▶ [What to produce] Each entry that follows should be given again word for word; please leave out its pictures.

▶ [Given records]
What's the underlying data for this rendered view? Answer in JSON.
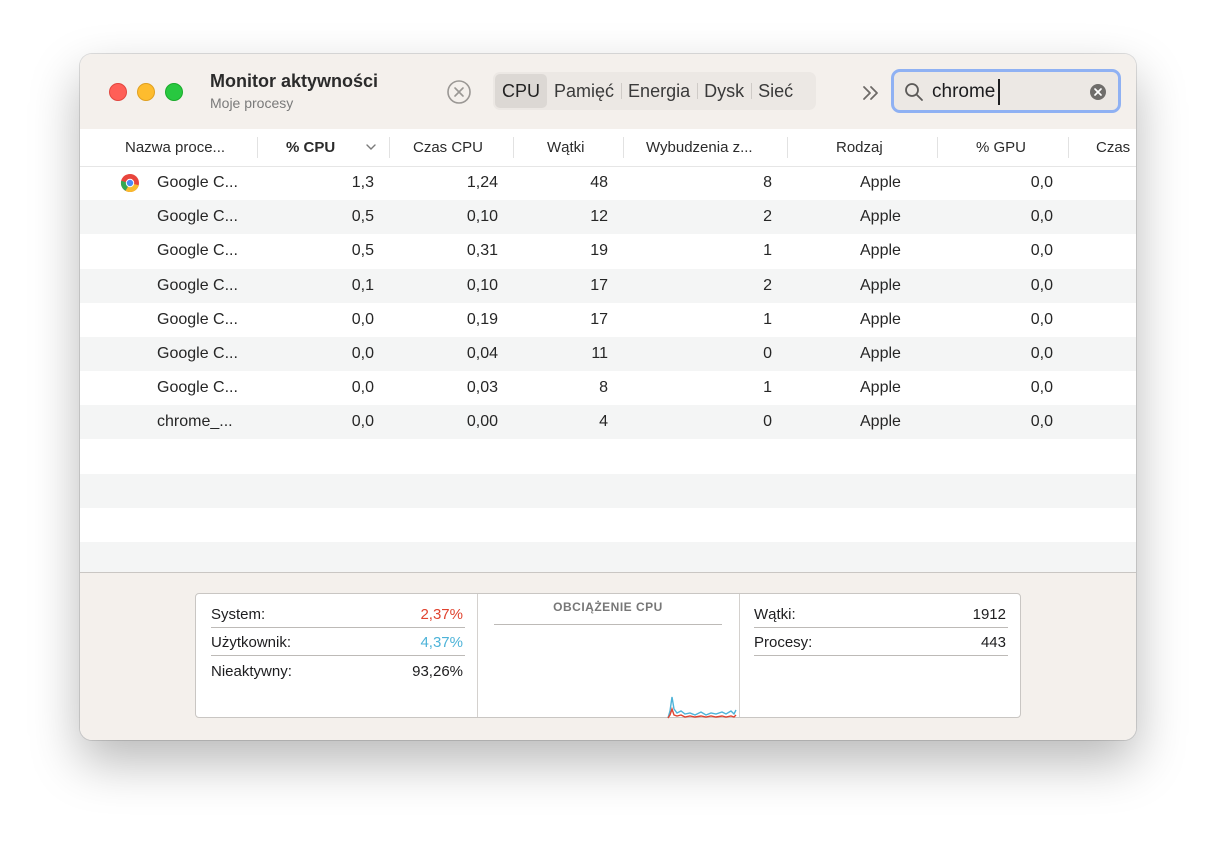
{
  "app": {
    "title": "Monitor aktywności",
    "subtitle": "Moje procesy"
  },
  "tabs": [
    {
      "label": "CPU",
      "active": true
    },
    {
      "label": "Pamięć",
      "active": false
    },
    {
      "label": "Energia",
      "active": false
    },
    {
      "label": "Dysk",
      "active": false
    },
    {
      "label": "Sieć",
      "active": false
    }
  ],
  "search": {
    "value": "chrome"
  },
  "columns": [
    "Nazwa proce...",
    "% CPU",
    "Czas CPU",
    "Wątki",
    "Wybudzenia z...",
    "Rodzaj",
    "% GPU",
    "Czas"
  ],
  "rows": [
    {
      "name": "Google C...",
      "cpu": "1,3",
      "cpu_time": "1,24",
      "threads": "48",
      "wakeups": "8",
      "kind": "Apple",
      "gpu": "0,0",
      "icon": "chrome-icon"
    },
    {
      "name": "Google C...",
      "cpu": "0,5",
      "cpu_time": "0,10",
      "threads": "12",
      "wakeups": "2",
      "kind": "Apple",
      "gpu": "0,0"
    },
    {
      "name": "Google C...",
      "cpu": "0,5",
      "cpu_time": "0,31",
      "threads": "19",
      "wakeups": "1",
      "kind": "Apple",
      "gpu": "0,0"
    },
    {
      "name": "Google C...",
      "cpu": "0,1",
      "cpu_time": "0,10",
      "threads": "17",
      "wakeups": "2",
      "kind": "Apple",
      "gpu": "0,0"
    },
    {
      "name": "Google C...",
      "cpu": "0,0",
      "cpu_time": "0,19",
      "threads": "17",
      "wakeups": "1",
      "kind": "Apple",
      "gpu": "0,0"
    },
    {
      "name": "Google C...",
      "cpu": "0,0",
      "cpu_time": "0,04",
      "threads": "11",
      "wakeups": "0",
      "kind": "Apple",
      "gpu": "0,0"
    },
    {
      "name": "Google C...",
      "cpu": "0,0",
      "cpu_time": "0,03",
      "threads": "8",
      "wakeups": "1",
      "kind": "Apple",
      "gpu": "0,0"
    },
    {
      "name": "chrome_...",
      "cpu": "0,0",
      "cpu_time": "0,00",
      "threads": "4",
      "wakeups": "0",
      "kind": "Apple",
      "gpu": "0,0"
    }
  ],
  "summary": {
    "system_label": "System:",
    "system_value": "2,37%",
    "system_color": "#e0432f",
    "user_label": "Użytkownik:",
    "user_value": "4,37%",
    "user_color": "#4db3d8",
    "idle_label": "Nieaktywny:",
    "idle_value": "93,26%",
    "graph_title": "OBCIĄŻENIE CPU",
    "threads_label": "Wątki:",
    "threads_value": "1912",
    "processes_label": "Procesy:",
    "processes_value": "443"
  }
}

▶ [Task result]
What's the underlying data for this rendered view? Answer in JSON.
{
  "app": {
    "title": "Monitor aktywności",
    "subtitle": "Moje procesy"
  },
  "tabs": [
    {
      "label": "CPU",
      "active": true
    },
    {
      "label": "Pamięć",
      "active": false
    },
    {
      "label": "Energia",
      "active": false
    },
    {
      "label": "Dysk",
      "active": false
    },
    {
      "label": "Sieć",
      "active": false
    }
  ],
  "search": {
    "value": "chrome"
  },
  "columns": [
    "Nazwa proce...",
    "% CPU",
    "Czas CPU",
    "Wątki",
    "Wybudzenia z...",
    "Rodzaj",
    "% GPU",
    "Czas"
  ],
  "rows": [
    {
      "name": "Google C...",
      "cpu": "1,3",
      "cpu_time": "1,24",
      "threads": "48",
      "wakeups": "8",
      "kind": "Apple",
      "gpu": "0,0",
      "icon": "chrome-icon"
    },
    {
      "name": "Google C...",
      "cpu": "0,5",
      "cpu_time": "0,10",
      "threads": "12",
      "wakeups": "2",
      "kind": "Apple",
      "gpu": "0,0"
    },
    {
      "name": "Google C...",
      "cpu": "0,5",
      "cpu_time": "0,31",
      "threads": "19",
      "wakeups": "1",
      "kind": "Apple",
      "gpu": "0,0"
    },
    {
      "name": "Google C...",
      "cpu": "0,1",
      "cpu_time": "0,10",
      "threads": "17",
      "wakeups": "2",
      "kind": "Apple",
      "gpu": "0,0"
    },
    {
      "name": "Google C...",
      "cpu": "0,0",
      "cpu_time": "0,19",
      "threads": "17",
      "wakeups": "1",
      "kind": "Apple",
      "gpu": "0,0"
    },
    {
      "name": "Google C...",
      "cpu": "0,0",
      "cpu_time": "0,04",
      "threads": "11",
      "wakeups": "0",
      "kind": "Apple",
      "gpu": "0,0"
    },
    {
      "name": "Google C...",
      "cpu": "0,0",
      "cpu_time": "0,03",
      "threads": "8",
      "wakeups": "1",
      "kind": "Apple",
      "gpu": "0,0"
    },
    {
      "name": "chrome_...",
      "cpu": "0,0",
      "cpu_time": "0,00",
      "threads": "4",
      "wakeups": "0",
      "kind": "Apple",
      "gpu": "0,0"
    }
  ],
  "summary": {
    "system_label": "System:",
    "system_value": "2,37%",
    "system_color": "#e0432f",
    "user_label": "Użytkownik:",
    "user_value": "4,37%",
    "user_color": "#4db3d8",
    "idle_label": "Nieaktywny:",
    "idle_value": "93,26%",
    "graph_title": "OBCIĄŻENIE CPU",
    "threads_label": "Wątki:",
    "threads_value": "1912",
    "processes_label": "Procesy:",
    "processes_value": "443"
  }
}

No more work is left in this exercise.